» **RECORDED INFORMATION**
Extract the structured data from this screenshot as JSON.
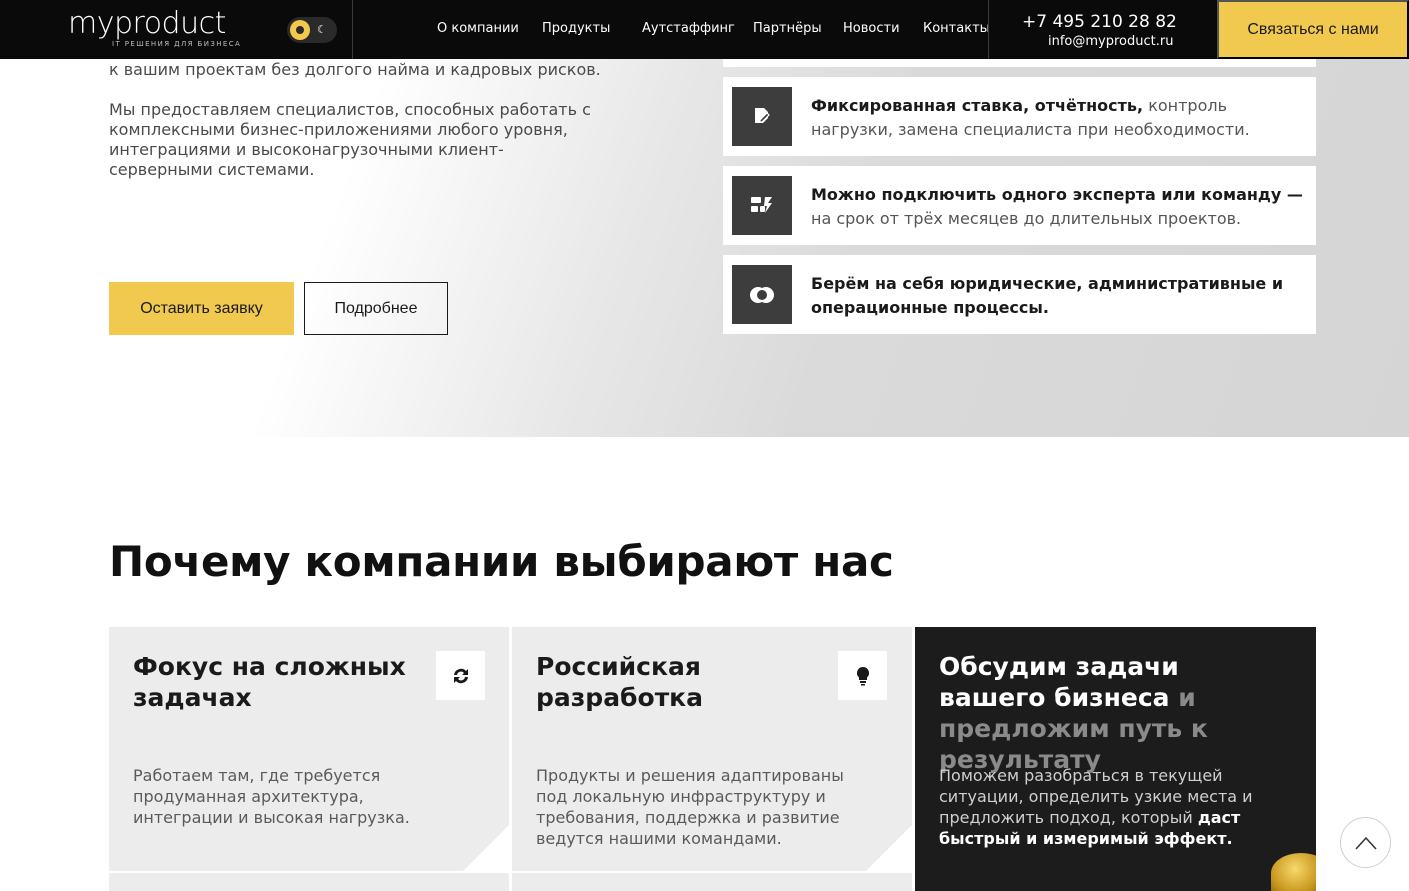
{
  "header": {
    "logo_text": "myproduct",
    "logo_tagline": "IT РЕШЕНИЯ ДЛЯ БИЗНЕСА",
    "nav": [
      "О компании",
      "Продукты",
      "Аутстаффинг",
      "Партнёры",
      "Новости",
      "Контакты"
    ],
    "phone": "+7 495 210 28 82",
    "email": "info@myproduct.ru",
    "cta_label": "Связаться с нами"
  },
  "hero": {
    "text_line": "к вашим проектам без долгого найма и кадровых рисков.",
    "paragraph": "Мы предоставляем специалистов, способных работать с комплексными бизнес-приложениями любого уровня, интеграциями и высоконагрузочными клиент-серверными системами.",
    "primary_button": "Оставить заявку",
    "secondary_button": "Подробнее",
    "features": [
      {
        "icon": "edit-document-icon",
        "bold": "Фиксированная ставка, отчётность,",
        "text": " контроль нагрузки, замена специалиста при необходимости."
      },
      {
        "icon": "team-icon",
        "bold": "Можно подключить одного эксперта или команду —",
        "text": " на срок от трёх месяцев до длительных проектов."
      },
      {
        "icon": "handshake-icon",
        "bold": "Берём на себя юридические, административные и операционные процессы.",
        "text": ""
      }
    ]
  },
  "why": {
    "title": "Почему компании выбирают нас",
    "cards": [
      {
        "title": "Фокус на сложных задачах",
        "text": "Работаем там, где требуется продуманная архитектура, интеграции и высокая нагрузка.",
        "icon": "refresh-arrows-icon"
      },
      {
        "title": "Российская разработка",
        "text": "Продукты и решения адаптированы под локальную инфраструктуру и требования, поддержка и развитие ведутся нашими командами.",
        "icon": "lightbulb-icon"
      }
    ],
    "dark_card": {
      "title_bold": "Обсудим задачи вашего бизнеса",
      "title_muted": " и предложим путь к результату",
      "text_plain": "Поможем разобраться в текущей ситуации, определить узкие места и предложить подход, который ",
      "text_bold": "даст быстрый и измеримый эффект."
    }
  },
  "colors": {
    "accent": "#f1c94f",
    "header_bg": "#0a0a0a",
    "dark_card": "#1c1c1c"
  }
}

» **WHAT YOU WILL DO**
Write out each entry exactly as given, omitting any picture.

» **WORKED SOLUTION**
Extract the structured data from this screenshot as JSON.
{
  "header": {
    "logo_text": "myproduct",
    "logo_tagline": "IT РЕШЕНИЯ ДЛЯ БИЗНЕСА",
    "nav": [
      "О компании",
      "Продукты",
      "Аутстаффинг",
      "Партнёры",
      "Новости",
      "Контакты"
    ],
    "phone": "+7 495 210 28 82",
    "email": "info@myproduct.ru",
    "cta_label": "Связаться с нами"
  },
  "hero": {
    "text_line": "к вашим проектам без долгого найма и кадровых рисков.",
    "paragraph": "Мы предоставляем специалистов, способных работать с комплексными бизнес-приложениями любого уровня, интеграциями и высоконагрузочными клиент-серверными системами.",
    "primary_button": "Оставить заявку",
    "secondary_button": "Подробнее",
    "features": [
      {
        "icon": "edit-document-icon",
        "bold": "Фиксированная ставка, отчётность,",
        "text": " контроль нагрузки, замена специалиста при необходимости."
      },
      {
        "icon": "team-icon",
        "bold": "Можно подключить одного эксперта или команду —",
        "text": " на срок от трёх месяцев до длительных проектов."
      },
      {
        "icon": "handshake-icon",
        "bold": "Берём на себя юридические, административные и операционные процессы.",
        "text": ""
      }
    ]
  },
  "why": {
    "title": "Почему компании выбирают нас",
    "cards": [
      {
        "title": "Фокус на сложных задачах",
        "text": "Работаем там, где требуется продуманная архитектура, интеграции и высокая нагрузка.",
        "icon": "refresh-arrows-icon"
      },
      {
        "title": "Российская разработка",
        "text": "Продукты и решения адаптированы под локальную инфраструктуру и требования, поддержка и развитие ведутся нашими командами.",
        "icon": "lightbulb-icon"
      }
    ],
    "dark_card": {
      "title_bold": "Обсудим задачи вашего бизнеса",
      "title_muted": " и предложим путь к результату",
      "text_plain": "Поможем разобраться в текущей ситуации, определить узкие места и предложить подход, который ",
      "text_bold": "даст быстрый и измеримый эффект."
    }
  },
  "colors": {
    "accent": "#f1c94f",
    "header_bg": "#0a0a0a",
    "dark_card": "#1c1c1c"
  }
}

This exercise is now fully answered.